Babel offers two methods for configuration. A .babelrc file and within package.json. The most common approach is to use a dedicated .babelrc configuration file and that is what Ollie-UI includes.

{
  "presets": [
    [
      "@babel/preset-env",
      {
        "targets": {
          "esmodules": true
        }
      }
    ]
  ]
}

This configuration file should be placed in your project's root. The advantage of using the .babelrc configuration file is it's not NPM specific. So even if you're working on a project that doesn't use NPM, you can configure Babel using a .babelrc file. It's also often easier to read the configuration in a separate file since it's isolated from all your other configuration and package.json.

It's also worth noting that Babel can transpile experimental features. You can view links to the different experimental JavaScript features under the Plugins page on Babel's website. As you can see, JavaScript features progress through different stages. They're initially just ideas, which is called stage-0.

  • Stage-1 is a formal proposal.
  • Stage-2 is a draft spec.
  • Stage-3 is a completed spec with the initial browser implementations.

So as you can see, the risk goes down as the stages progress. Bottom line, if you want to use these experimental features, you'll want to install the appropriate plugin and configure Babel to use this plugin.

Ollie-UI uses only standardized JavaScript features in comparison but felt important to be aware of this option if you prefer to use experimental features.

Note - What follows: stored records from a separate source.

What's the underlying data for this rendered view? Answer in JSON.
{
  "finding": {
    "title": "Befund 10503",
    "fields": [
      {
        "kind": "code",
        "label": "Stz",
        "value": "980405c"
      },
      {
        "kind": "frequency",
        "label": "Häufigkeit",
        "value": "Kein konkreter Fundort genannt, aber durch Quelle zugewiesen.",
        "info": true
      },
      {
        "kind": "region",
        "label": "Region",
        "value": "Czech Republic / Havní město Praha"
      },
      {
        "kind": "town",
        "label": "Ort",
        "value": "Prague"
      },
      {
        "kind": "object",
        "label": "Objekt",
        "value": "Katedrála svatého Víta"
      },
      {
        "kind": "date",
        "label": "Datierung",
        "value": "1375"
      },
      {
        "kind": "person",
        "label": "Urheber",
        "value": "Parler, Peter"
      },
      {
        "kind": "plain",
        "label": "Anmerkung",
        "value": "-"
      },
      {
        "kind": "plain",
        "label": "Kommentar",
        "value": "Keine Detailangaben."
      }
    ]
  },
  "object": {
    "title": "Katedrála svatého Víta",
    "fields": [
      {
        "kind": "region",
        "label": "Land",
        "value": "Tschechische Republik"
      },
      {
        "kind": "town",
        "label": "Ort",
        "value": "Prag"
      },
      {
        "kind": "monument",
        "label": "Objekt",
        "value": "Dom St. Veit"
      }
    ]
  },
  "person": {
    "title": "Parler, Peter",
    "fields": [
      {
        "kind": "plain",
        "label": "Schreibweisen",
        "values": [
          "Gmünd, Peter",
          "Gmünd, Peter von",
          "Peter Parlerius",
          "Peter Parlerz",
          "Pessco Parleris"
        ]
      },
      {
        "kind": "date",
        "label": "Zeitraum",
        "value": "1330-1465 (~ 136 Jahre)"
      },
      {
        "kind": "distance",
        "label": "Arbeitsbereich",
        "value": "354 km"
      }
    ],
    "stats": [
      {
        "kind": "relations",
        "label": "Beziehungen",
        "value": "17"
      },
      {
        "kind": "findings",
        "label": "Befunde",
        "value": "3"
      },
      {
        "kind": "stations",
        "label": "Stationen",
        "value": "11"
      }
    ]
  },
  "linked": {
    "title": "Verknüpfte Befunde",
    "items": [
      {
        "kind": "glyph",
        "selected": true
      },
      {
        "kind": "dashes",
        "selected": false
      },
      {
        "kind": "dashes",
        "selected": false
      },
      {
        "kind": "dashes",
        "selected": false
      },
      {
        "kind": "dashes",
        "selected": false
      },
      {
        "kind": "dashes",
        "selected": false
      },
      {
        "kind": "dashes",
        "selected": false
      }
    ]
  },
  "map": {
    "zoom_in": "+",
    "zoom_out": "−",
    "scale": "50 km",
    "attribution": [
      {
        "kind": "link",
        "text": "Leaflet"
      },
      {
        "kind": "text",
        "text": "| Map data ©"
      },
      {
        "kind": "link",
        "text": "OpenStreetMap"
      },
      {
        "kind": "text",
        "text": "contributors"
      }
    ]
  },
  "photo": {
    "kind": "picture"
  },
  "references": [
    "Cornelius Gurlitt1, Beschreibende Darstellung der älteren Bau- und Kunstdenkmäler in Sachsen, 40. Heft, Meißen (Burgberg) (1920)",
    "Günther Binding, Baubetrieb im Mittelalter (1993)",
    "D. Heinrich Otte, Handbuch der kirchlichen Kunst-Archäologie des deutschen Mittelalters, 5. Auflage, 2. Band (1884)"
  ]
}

And as a quick note, if you're deploying JavaScript code to a known environment then you're lucky because you know a lot about your deployment environment. This gives you the power to intelligently only transpile the new parts of JavaScript that your target environment doesn't understand. Node environments have recently added excellent support for ES6, so there aren't many features that you need to transpile. So to avoid transpiling features unnecessarily, you can select from one of these two plugins for Babel. They both accomplish the same thing, but the one on top is Node-specific because it determines what needs to be transpiled by sniffing for your Node version. The one on the bottom sniffs for features instead and thus, isn't Node-specific. Both options are intelligent enough to only transpile the pieces that your environment doesn't currently support.